In 2000 following the Asian economic slump of the late 1990s, industrial sectors (manufacturing, transportation, communication and storage, mining and quarrying) all posted positive growth rates, lifting the entire economy from the previous year's lackluster performance. Yet, the construction industry suffered because of the lack of long-term investments by the private sector. Although public construction grew by 15 percent from 1998 to 1999, private construction sank to 11 percent because of real estate oversupply. Mining and quarrying continued to suffer from low metal prices in the world market.
In the Philippines, small and medium enterprises make up 99 percent of all manufacturing companies. Revenue of the top 420 manufacturing firms increased by 9.9 percent in 1998. In 2000 manufacturing accounted for almost a quarter of the country's production. According to the Labor Department's January 2001 Labor Force Survey, 9.8 percent of all workers were employed in this sector.

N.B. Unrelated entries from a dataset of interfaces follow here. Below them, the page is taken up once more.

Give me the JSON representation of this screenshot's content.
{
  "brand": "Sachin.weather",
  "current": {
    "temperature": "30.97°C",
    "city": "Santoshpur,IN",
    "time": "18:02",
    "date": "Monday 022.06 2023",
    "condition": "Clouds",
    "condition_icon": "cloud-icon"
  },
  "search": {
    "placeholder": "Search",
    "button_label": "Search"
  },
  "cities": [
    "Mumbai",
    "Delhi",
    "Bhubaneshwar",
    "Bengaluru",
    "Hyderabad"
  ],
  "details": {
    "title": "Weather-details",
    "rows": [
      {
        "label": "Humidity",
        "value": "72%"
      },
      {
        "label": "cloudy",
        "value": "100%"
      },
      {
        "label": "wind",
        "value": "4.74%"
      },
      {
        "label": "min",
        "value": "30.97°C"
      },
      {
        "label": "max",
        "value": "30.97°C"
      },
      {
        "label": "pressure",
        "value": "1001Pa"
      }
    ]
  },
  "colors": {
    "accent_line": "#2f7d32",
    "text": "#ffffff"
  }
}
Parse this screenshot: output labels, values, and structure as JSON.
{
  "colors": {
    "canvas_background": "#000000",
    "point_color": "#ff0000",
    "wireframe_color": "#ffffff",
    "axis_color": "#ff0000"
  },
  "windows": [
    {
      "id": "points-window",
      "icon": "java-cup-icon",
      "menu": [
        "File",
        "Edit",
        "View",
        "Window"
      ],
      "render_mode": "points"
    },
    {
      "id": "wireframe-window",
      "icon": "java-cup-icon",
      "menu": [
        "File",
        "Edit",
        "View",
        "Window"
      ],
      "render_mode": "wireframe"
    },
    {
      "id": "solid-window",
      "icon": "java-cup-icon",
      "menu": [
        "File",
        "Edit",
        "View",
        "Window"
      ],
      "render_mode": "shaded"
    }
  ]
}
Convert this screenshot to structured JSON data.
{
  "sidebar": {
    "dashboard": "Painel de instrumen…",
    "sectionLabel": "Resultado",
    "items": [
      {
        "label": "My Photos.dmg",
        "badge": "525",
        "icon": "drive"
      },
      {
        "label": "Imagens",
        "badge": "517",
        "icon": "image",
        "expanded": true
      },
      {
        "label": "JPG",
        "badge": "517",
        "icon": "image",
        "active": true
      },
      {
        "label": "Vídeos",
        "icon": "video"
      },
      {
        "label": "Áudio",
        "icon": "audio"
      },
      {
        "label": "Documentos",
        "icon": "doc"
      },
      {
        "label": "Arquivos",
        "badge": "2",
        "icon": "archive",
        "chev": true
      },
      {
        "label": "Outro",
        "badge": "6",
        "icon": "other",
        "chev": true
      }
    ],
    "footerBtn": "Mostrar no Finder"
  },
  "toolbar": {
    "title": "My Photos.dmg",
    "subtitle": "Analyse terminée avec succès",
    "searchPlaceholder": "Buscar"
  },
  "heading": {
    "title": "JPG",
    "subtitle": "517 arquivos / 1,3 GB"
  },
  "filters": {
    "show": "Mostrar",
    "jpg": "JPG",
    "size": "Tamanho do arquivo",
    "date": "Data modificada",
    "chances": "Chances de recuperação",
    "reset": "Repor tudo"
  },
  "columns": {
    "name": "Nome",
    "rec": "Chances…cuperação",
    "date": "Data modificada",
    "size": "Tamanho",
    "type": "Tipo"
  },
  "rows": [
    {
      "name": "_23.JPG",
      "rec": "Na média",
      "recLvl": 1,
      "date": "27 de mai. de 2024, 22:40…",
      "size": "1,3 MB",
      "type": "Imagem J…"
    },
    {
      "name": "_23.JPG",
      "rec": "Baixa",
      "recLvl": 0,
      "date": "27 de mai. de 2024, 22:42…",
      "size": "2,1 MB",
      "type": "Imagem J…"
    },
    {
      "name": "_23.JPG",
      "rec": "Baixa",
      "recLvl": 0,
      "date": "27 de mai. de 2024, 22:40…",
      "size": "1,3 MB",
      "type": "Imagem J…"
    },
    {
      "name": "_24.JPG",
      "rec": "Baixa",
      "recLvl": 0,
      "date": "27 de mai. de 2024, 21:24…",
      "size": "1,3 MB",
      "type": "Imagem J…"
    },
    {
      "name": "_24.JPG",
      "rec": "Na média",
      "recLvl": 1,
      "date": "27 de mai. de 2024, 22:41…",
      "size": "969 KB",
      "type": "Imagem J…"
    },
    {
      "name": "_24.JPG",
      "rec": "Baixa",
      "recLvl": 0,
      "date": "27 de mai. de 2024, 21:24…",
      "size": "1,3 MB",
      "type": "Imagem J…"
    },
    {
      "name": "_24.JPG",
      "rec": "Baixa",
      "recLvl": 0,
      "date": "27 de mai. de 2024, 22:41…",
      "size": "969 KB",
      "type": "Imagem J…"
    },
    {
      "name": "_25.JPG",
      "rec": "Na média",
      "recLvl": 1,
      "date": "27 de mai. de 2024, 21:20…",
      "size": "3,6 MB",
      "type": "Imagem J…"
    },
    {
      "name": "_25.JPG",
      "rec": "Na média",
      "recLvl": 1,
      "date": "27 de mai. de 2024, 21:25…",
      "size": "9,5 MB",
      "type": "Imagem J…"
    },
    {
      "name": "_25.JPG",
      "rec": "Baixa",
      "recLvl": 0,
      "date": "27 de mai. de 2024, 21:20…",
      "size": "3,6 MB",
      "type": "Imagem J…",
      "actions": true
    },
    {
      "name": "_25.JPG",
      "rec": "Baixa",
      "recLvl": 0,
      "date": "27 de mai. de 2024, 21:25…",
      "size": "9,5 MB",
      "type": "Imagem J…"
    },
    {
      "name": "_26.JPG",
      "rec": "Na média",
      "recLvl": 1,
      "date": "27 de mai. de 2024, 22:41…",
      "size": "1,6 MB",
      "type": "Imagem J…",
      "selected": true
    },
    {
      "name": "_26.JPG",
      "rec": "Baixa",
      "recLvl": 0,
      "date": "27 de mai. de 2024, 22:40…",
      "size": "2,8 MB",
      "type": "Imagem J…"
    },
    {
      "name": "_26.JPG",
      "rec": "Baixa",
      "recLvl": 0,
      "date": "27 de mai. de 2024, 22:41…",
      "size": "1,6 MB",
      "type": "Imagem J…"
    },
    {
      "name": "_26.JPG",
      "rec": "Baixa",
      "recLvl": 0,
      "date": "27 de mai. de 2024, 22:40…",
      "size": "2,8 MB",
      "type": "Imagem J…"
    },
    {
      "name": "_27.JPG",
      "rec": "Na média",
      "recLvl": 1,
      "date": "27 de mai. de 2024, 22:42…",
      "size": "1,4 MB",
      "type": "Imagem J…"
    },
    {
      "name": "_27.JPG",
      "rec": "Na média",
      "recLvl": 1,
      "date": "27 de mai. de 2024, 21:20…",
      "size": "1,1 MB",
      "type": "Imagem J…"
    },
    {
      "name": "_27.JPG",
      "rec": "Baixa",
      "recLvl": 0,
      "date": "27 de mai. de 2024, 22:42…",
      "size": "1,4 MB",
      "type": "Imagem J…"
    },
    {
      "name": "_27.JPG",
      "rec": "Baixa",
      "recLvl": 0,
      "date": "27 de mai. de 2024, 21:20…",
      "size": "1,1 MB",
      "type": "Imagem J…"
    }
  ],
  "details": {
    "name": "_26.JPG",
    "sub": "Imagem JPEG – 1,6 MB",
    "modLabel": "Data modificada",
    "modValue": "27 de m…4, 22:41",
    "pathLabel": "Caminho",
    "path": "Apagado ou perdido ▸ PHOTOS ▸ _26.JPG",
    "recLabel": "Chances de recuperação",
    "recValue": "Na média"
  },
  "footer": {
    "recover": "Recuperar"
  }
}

The manufacturing sector produces the country's top export products such as semiconductors, electronics, machinery and transport equipment, and garments. Exports of electronics and semiconductors generated US$17.4 billion in 1998 and US$21.6 billion in 1999. Other chief imports of this sector include paper and paper products, textile yarn and fabrics, nonmetallic minerals, iron and steel, and metal products. Most of the large and medium manufacturing companies are in special export-processing zones or industrial parks. Some provinces have been specially designated to host these companies, such as the CALABARZON area which is made up of 4 provinces: Cavite, Laguna, Batangas, and Quezon.